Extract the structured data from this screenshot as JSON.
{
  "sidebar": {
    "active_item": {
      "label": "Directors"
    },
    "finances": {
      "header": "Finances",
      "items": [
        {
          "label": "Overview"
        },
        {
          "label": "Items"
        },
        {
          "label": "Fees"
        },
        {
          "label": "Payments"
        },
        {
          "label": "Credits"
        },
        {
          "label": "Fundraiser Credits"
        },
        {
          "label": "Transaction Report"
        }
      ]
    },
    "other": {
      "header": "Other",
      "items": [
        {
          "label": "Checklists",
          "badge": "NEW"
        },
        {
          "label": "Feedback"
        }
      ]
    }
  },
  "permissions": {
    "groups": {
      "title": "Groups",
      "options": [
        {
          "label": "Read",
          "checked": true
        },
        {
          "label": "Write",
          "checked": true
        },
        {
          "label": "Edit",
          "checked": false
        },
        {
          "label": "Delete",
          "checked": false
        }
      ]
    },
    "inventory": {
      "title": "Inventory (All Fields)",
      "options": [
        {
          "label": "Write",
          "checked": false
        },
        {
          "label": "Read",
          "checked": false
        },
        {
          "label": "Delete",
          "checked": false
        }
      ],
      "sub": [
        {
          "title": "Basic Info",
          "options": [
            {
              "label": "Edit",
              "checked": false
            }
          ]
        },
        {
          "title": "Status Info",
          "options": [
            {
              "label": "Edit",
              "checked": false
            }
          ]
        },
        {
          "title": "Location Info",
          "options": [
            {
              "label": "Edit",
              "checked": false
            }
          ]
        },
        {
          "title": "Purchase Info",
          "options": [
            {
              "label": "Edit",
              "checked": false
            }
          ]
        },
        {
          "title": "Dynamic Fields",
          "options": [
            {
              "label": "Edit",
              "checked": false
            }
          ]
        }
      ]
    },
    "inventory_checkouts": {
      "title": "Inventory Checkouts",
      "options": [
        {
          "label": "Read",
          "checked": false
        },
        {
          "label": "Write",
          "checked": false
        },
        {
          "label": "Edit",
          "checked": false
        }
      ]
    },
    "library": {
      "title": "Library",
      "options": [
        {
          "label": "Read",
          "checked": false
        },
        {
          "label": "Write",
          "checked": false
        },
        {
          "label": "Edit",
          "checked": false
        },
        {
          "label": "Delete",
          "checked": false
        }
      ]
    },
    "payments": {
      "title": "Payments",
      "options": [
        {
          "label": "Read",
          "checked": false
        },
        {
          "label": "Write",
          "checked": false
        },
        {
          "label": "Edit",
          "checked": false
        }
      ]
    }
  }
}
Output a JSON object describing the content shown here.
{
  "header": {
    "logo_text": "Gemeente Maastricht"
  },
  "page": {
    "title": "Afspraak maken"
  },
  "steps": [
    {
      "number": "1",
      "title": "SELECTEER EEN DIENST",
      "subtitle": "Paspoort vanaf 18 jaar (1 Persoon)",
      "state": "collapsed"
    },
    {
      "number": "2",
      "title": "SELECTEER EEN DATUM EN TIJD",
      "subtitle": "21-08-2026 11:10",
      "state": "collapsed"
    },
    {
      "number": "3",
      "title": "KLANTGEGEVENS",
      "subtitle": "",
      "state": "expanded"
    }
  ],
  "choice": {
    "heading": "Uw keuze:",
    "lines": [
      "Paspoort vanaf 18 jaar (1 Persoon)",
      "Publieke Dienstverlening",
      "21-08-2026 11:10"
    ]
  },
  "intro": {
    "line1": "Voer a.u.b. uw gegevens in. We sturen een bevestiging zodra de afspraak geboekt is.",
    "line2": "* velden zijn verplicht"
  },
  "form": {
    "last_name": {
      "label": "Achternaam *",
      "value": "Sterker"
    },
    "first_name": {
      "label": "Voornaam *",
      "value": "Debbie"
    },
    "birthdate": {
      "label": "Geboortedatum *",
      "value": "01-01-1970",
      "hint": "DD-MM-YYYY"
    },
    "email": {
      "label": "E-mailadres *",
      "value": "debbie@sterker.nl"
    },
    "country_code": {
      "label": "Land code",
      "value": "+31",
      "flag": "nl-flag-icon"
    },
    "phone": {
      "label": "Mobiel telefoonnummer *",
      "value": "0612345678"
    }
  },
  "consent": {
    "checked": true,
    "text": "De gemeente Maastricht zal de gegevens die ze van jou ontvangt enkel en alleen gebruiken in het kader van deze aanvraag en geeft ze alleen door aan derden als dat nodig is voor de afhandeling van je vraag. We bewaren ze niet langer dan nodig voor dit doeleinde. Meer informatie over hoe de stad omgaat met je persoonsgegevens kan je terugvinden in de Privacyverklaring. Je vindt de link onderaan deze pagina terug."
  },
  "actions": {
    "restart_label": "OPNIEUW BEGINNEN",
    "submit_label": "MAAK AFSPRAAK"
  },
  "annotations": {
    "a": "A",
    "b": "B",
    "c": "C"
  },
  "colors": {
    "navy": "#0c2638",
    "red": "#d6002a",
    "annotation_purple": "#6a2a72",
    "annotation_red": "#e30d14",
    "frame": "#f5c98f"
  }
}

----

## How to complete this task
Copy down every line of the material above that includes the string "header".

## Response to the task
      "header": "Finances",
      "header": "Other",
  "header": {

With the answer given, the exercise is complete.